Passengers on Symphony also can sign up for day trips to game reserves from all five of the South African ports the ship visits. In addition to Durban, Cape Town and Port Elizabeth, the vessel stops at Mossel Bay and Richards Bay.
“It’s a terrific way to see a lot of great animals in a short time,” says Chris Snook, 69, of Palm Beach Gardens, Fla., after a day visit to South Africa’s Pumba Private Game Reserve, near Port Elizabeth.
In just three hours of bouncing around the reserve in Land Rover Defenders with guides, Snook and more than 40 fellow Symphony passengers see hundreds of animals including lions, rhinoceros, zebra, giraffe and elephants.
Dubbed Jewels of the Indian Ocean, the Symphony sailing also includes a day stop at Maputo, Mozambique. Passengers visit a small waterfront fort that once housed Portuguese soldiers and the city’s central train station, designed by Gustav Eiffel of Eiffel Tower fame. The lush, volcanic French island of Reunion to the east of the African mainland also is on the itinerary. The trip ends at the Indian Ocean island of Mauritius.

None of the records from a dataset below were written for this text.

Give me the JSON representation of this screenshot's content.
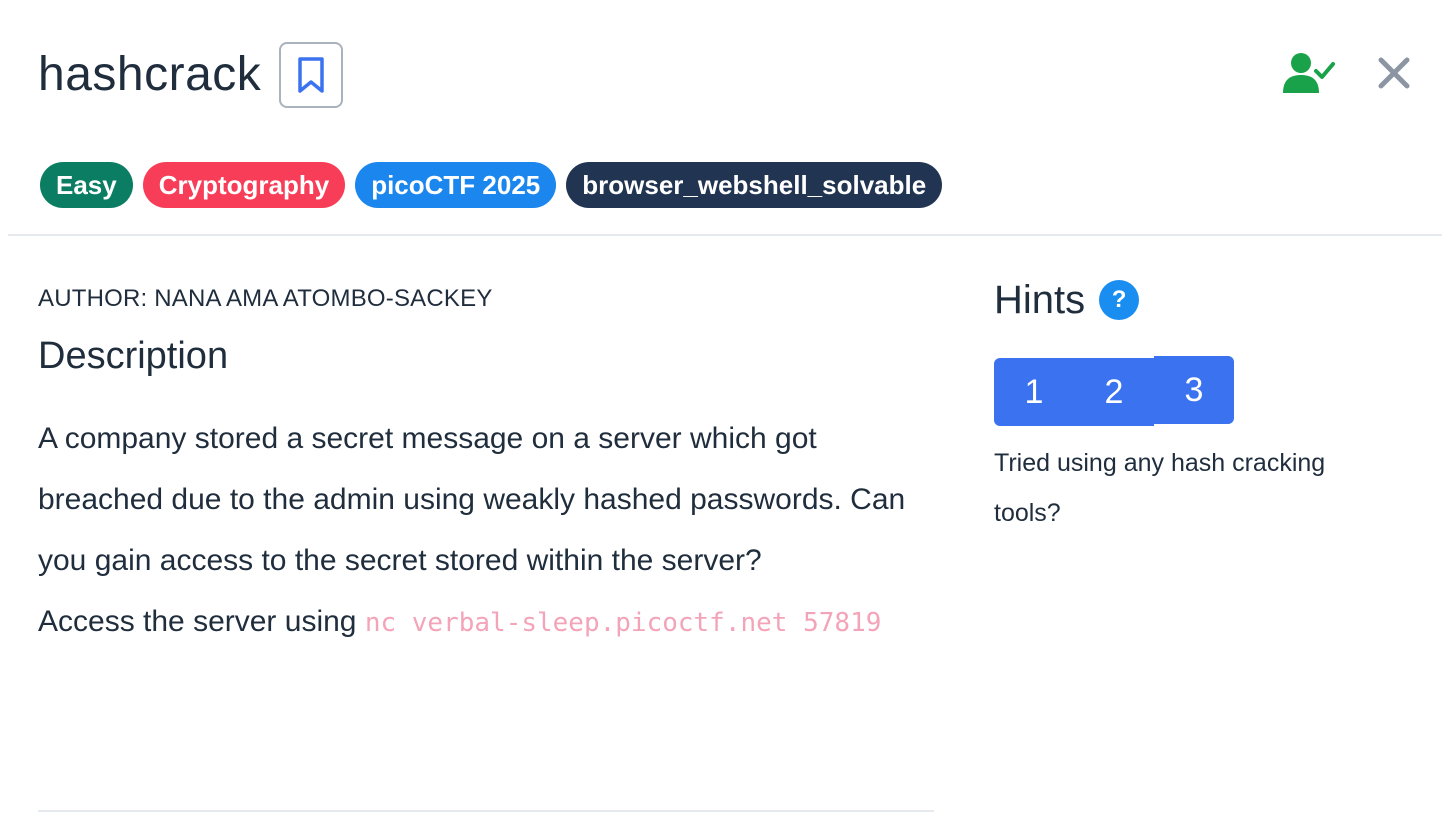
{
  "challenge": {
    "title": "hashcrack"
  },
  "tags": [
    {
      "label": "Easy",
      "color": "#0b7d62"
    },
    {
      "label": "Cryptography",
      "color": "#f83d58"
    },
    {
      "label": "picoCTF 2025",
      "color": "#1a86ee"
    },
    {
      "label": "browser_webshell_solvable",
      "color": "#213552"
    }
  ],
  "icons": {
    "bookmark": "bookmark-icon",
    "solved": "user-check-icon",
    "close": "close-icon",
    "help": "question-circle-icon"
  },
  "colors": {
    "accent_blue": "#3b72f0",
    "solved_green": "#1aa24a",
    "code_pink": "#f4a4b8"
  },
  "main": {
    "author": "AUTHOR: NANA AMA ATOMBO-SACKEY",
    "description_heading": "Description",
    "description_text": "A company stored a secret message on a server which got breached due to the admin using weakly hashed passwords. Can you gain access to the secret stored within the server?",
    "access_prefix": "Access the server using ",
    "access_command": "nc verbal-sleep.picoctf.net 57819"
  },
  "hints": {
    "title": "Hints",
    "help_label": "?",
    "tabs": [
      "1",
      "2",
      "3"
    ],
    "active_text": "Tried using any hash cracking tools?"
  }
}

Still, South Africa is the focus of the voyage. Symphony spends two full days in Cape Town, South Africa’s coastal gem, allowing time for tours to the rugged Cape of Good Hope — the most southwestern point of the African continent. There’s also an overnight stay in Durban.
Like other cruises that focus on South Africa, the sailing also features on-board programming tuned toward the destination. During the Cape Town stay, a traditional South African dance group comes on board to perform. The trip also boasts a series of cooking classes by South African celebrity chef Jenny Morris and lectures by noted South African political analyst and author Daniel Silke.
The voyage is, notably, the first segment of a 114-day world cruise that will take Symphony from Africa to Australia to the Americas. In a sign of South Africa’s growing allure for cruisers, it’s the first world cruise from any line to start in the country.
Sailing since 1995, Symphony long has been known as one of luxury cruising’s finest vessels, and it has just emerged from a massive makeover that has left it sparkling. The upgrades brought a major overhaul of the vessel’s dining options including the addition of a new Asian eatery and Brazilian steakhouse. Also revamped were several lounge areas, and an entire deck of cabins was reconfigured to create 40 new suites.
“We booked this specifically because it had the off-the-ship safari opportunities,” says Joe Wurz, a 66-year-old retiree from Syracuse, N.Y. who along with his wife is on his 10th Crystal cruise.
“Some people go for the shows and food on the ship; we go for the itineraries.”
If you go …
Crystal Cruises’ next South Africa voyage kicks off Feb. 20, 2019. The 21-day trip from Perth, Australia to Cape Town, South Africa features stops in Richards Bay, Durban and Port Elizabeth, South Africa as well as ports in Mauritius, Madagascar and Mozambique. Fares start at $7,595 per person, based on double occupancy. Information: 888-722-0021; crystalcruises.com.
Other lines offering South Africa sailings over the coming year include MSC Cruises and Ponant. MSC is the market leader in the region with more than two dozen voyages each winter out of Cape Town and Durban. Designed for quick getaways, the trips are just three- to five-nights in length and start at $429. Ponant typically offers at least one South Africa-focused sailing each winter. Its next South Africa voyage starts March 24 in Cape Town and is an eight-night trip to Durban with calls at Port Elizabeth and Richards Bay. Fares start at $4,254.
Also visiting South Africa over the coming year as part of extended world voyages are ships from Cunard, Holland America, Seabourn, Regent Seven Seas, Oceania, Hapag-Lloyd and Voyages to Antiquity. In addition, Silversea Cruises’ expedition division typically offers one cruise a year up the west coast of Africa that begins in Cape Town. Silversea also occasionally offers East Africa cruises that include stops in South Africa.